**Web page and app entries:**
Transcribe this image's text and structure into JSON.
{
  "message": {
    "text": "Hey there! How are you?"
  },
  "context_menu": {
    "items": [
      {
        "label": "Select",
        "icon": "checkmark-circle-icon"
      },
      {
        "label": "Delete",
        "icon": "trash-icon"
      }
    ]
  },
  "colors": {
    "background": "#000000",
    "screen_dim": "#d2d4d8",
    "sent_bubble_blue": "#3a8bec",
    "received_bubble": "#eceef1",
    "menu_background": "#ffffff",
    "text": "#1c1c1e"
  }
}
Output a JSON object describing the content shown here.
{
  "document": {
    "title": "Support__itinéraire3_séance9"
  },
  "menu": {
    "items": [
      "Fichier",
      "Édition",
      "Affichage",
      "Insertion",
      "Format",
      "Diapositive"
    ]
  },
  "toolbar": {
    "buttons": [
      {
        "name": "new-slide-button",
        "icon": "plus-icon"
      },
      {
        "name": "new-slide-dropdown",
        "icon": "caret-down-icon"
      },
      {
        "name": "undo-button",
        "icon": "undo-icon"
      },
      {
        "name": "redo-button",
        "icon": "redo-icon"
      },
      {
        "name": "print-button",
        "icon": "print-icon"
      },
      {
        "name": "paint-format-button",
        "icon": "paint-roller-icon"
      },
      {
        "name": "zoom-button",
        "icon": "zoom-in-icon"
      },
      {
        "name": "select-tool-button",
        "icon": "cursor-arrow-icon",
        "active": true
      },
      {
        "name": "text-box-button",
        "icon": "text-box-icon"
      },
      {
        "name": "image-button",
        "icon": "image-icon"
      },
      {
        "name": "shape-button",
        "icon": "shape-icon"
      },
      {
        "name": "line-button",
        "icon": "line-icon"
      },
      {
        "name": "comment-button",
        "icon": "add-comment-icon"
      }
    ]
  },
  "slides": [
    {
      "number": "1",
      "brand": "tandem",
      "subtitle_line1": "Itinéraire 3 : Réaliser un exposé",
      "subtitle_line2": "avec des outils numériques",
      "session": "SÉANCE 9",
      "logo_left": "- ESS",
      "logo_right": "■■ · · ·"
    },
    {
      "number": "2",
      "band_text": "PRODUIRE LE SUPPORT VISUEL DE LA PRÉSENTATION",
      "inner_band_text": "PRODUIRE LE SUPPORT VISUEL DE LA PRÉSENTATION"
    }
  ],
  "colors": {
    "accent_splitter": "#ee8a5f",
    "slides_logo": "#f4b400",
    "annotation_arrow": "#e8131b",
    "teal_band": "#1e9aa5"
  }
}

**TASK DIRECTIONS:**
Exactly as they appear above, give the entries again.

**REPLY TO THE TASK:**
Transcribe this image's text and structure into JSON.
{
  "message": {
    "text": "Hey there! How are you?"
  },
  "context_menu": {
    "items": [
      {
        "label": "Select",
        "icon": "checkmark-circle-icon"
      },
      {
        "label": "Delete",
        "icon": "trash-icon"
      }
    ]
  },
  "colors": {
    "background": "#000000",
    "screen_dim": "#d2d4d8",
    "sent_bubble_blue": "#3a8bec",
    "received_bubble": "#eceef1",
    "menu_background": "#ffffff",
    "text": "#1c1c1e"
  }
}
Output a JSON object describing the content shown here.
{
  "document": {
    "title": "Support__itinéraire3_séance9"
  },
  "menu": {
    "items": [
      "Fichier",
      "Édition",
      "Affichage",
      "Insertion",
      "Format",
      "Diapositive"
    ]
  },
  "toolbar": {
    "buttons": [
      {
        "name": "new-slide-button",
        "icon": "plus-icon"
      },
      {
        "name": "new-slide-dropdown",
        "icon": "caret-down-icon"
      },
      {
        "name": "undo-button",
        "icon": "undo-icon"
      },
      {
        "name": "redo-button",
        "icon": "redo-icon"
      },
      {
        "name": "print-button",
        "icon": "print-icon"
      },
      {
        "name": "paint-format-button",
        "icon": "paint-roller-icon"
      },
      {
        "name": "zoom-button",
        "icon": "zoom-in-icon"
      },
      {
        "name": "select-tool-button",
        "icon": "cursor-arrow-icon",
        "active": true
      },
      {
        "name": "text-box-button",
        "icon": "text-box-icon"
      },
      {
        "name": "image-button",
        "icon": "image-icon"
      },
      {
        "name": "shape-button",
        "icon": "shape-icon"
      },
      {
        "name": "line-button",
        "icon": "line-icon"
      },
      {
        "name": "comment-button",
        "icon": "add-comment-icon"
      }
    ]
  },
  "slides": [
    {
      "number": "1",
      "brand": "tandem",
      "subtitle_line1": "Itinéraire 3 : Réaliser un exposé",
      "subtitle_line2": "avec des outils numériques",
      "session": "SÉANCE 9",
      "logo_left": "- ESS",
      "logo_right": "■■ · · ·"
    },
    {
      "number": "2",
      "band_text": "PRODUIRE LE SUPPORT VISUEL DE LA PRÉSENTATION",
      "inner_band_text": "PRODUIRE LE SUPPORT VISUEL DE LA PRÉSENTATION"
    }
  ],
  "colors": {
    "accent_splitter": "#ee8a5f",
    "slides_logo": "#f4b400",
    "annotation_arrow": "#e8131b",
    "teal_band": "#1e9aa5"
  }
}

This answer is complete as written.